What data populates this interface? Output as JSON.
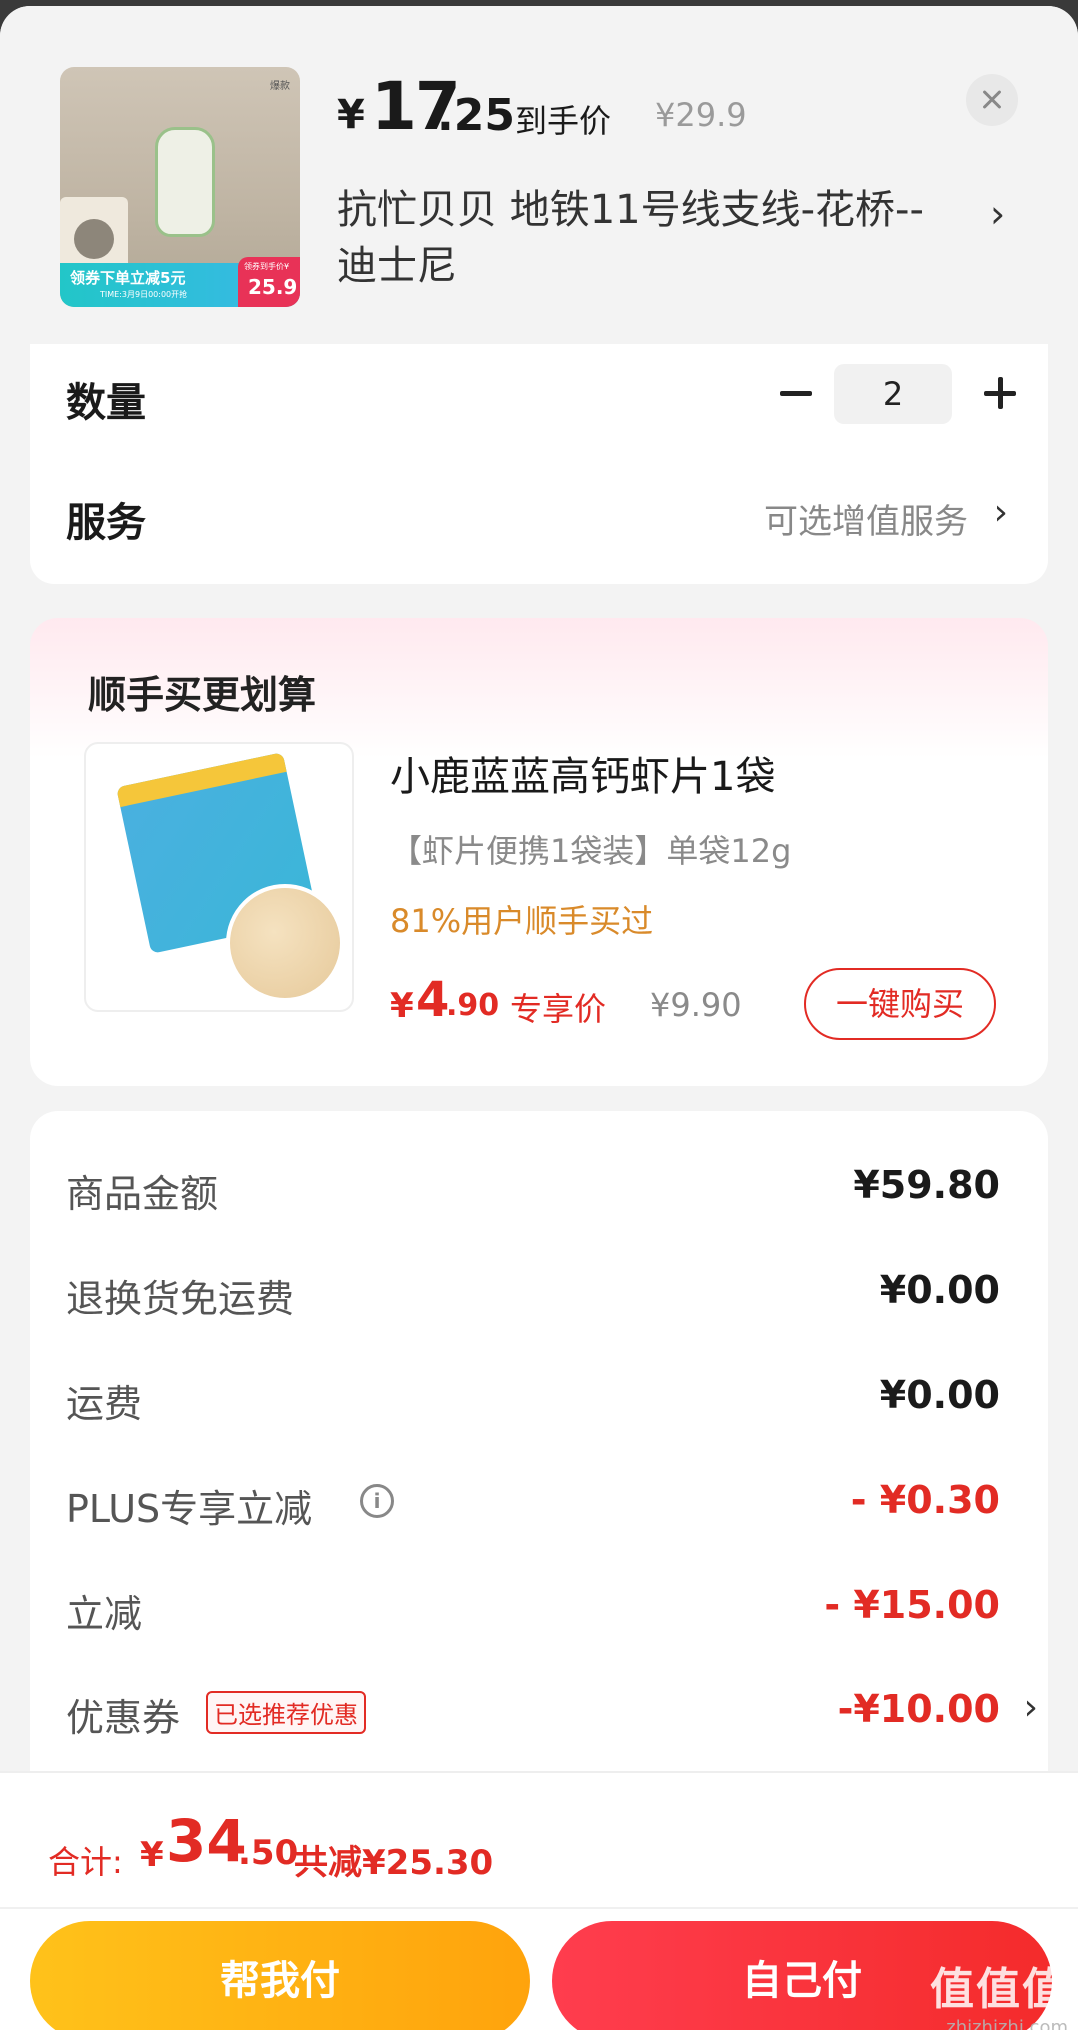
{
  "product": {
    "thumb": {
      "tag": "爆款",
      "banner_text": "领券下单立减5元",
      "banner_sub": "TIME:3月9日00:00开抢",
      "badge_label": "领券到手价¥",
      "badge_value": "25.9"
    },
    "price": {
      "currency": "¥",
      "integer": "17",
      "decimal": ".25",
      "label": "到手价",
      "original": "¥29.9"
    },
    "spec": "抗忙贝贝  地铁11号线支线-花桥--迪士尼",
    "spec_arrow": "›"
  },
  "quantity": {
    "label": "数量",
    "value": "2"
  },
  "service": {
    "label": "服务",
    "value": "可选增值服务",
    "arrow": "›"
  },
  "addon": {
    "title": "顺手买更划算",
    "name": "小鹿蓝蓝高钙虾片1袋",
    "desc": "【虾片便携1袋装】单袋12g",
    "social": "81%用户顺手买过",
    "price": {
      "currency": "¥",
      "integer": "4",
      "decimal": ".90",
      "label": "专享价"
    },
    "original": "¥9.90",
    "buy_label": "一键购买"
  },
  "summary": {
    "rows": [
      {
        "label": "商品金额",
        "value": "¥59.80"
      },
      {
        "label": "退换货免运费",
        "value": "¥0.00"
      },
      {
        "label": "运费",
        "value": "¥0.00"
      },
      {
        "label": "PLUS专享立减",
        "value": "- ¥0.30"
      },
      {
        "label": "立减",
        "value": "- ¥15.00"
      },
      {
        "label": "优惠券",
        "value": "-¥10.00",
        "tag": "已选推荐优惠"
      }
    ]
  },
  "footer": {
    "total_label": "合计:",
    "currency": "¥",
    "integer": "34",
    "decimal": ".50",
    "saved": "共减¥25.30",
    "help_pay": "帮我付",
    "self_pay": "自己付",
    "watermark": "值值值",
    "watermark_url": "zhizhizhi.com"
  },
  "colors": {
    "accent_red": "#e22b24",
    "orange": "#d98a2a",
    "help_button": "#ffb515",
    "pay_button": "#f4333c"
  }
}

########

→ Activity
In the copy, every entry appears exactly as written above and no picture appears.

→ Solved problem
What data populates this interface? Output as JSON.
{
  "product": {
    "thumb": {
      "tag": "爆款",
      "banner_text": "领券下单立减5元",
      "banner_sub": "TIME:3月9日00:00开抢",
      "badge_label": "领券到手价¥",
      "badge_value": "25.9"
    },
    "price": {
      "currency": "¥",
      "integer": "17",
      "decimal": ".25",
      "label": "到手价",
      "original": "¥29.9"
    },
    "spec": "抗忙贝贝  地铁11号线支线-花桥--迪士尼",
    "spec_arrow": "›"
  },
  "quantity": {
    "label": "数量",
    "value": "2"
  },
  "service": {
    "label": "服务",
    "value": "可选增值服务",
    "arrow": "›"
  },
  "addon": {
    "title": "顺手买更划算",
    "name": "小鹿蓝蓝高钙虾片1袋",
    "desc": "【虾片便携1袋装】单袋12g",
    "social": "81%用户顺手买过",
    "price": {
      "currency": "¥",
      "integer": "4",
      "decimal": ".90",
      "label": "专享价"
    },
    "original": "¥9.90",
    "buy_label": "一键购买"
  },
  "summary": {
    "rows": [
      {
        "label": "商品金额",
        "value": "¥59.80"
      },
      {
        "label": "退换货免运费",
        "value": "¥0.00"
      },
      {
        "label": "运费",
        "value": "¥0.00"
      },
      {
        "label": "PLUS专享立减",
        "value": "- ¥0.30"
      },
      {
        "label": "立减",
        "value": "- ¥15.00"
      },
      {
        "label": "优惠券",
        "value": "-¥10.00",
        "tag": "已选推荐优惠"
      }
    ]
  },
  "footer": {
    "total_label": "合计:",
    "currency": "¥",
    "integer": "34",
    "decimal": ".50",
    "saved": "共减¥25.30",
    "help_pay": "帮我付",
    "self_pay": "自己付",
    "watermark": "值值值",
    "watermark_url": "zhizhizhi.com"
  },
  "colors": {
    "accent_red": "#e22b24",
    "orange": "#d98a2a",
    "help_button": "#ffb515",
    "pay_button": "#f4333c"
  }
}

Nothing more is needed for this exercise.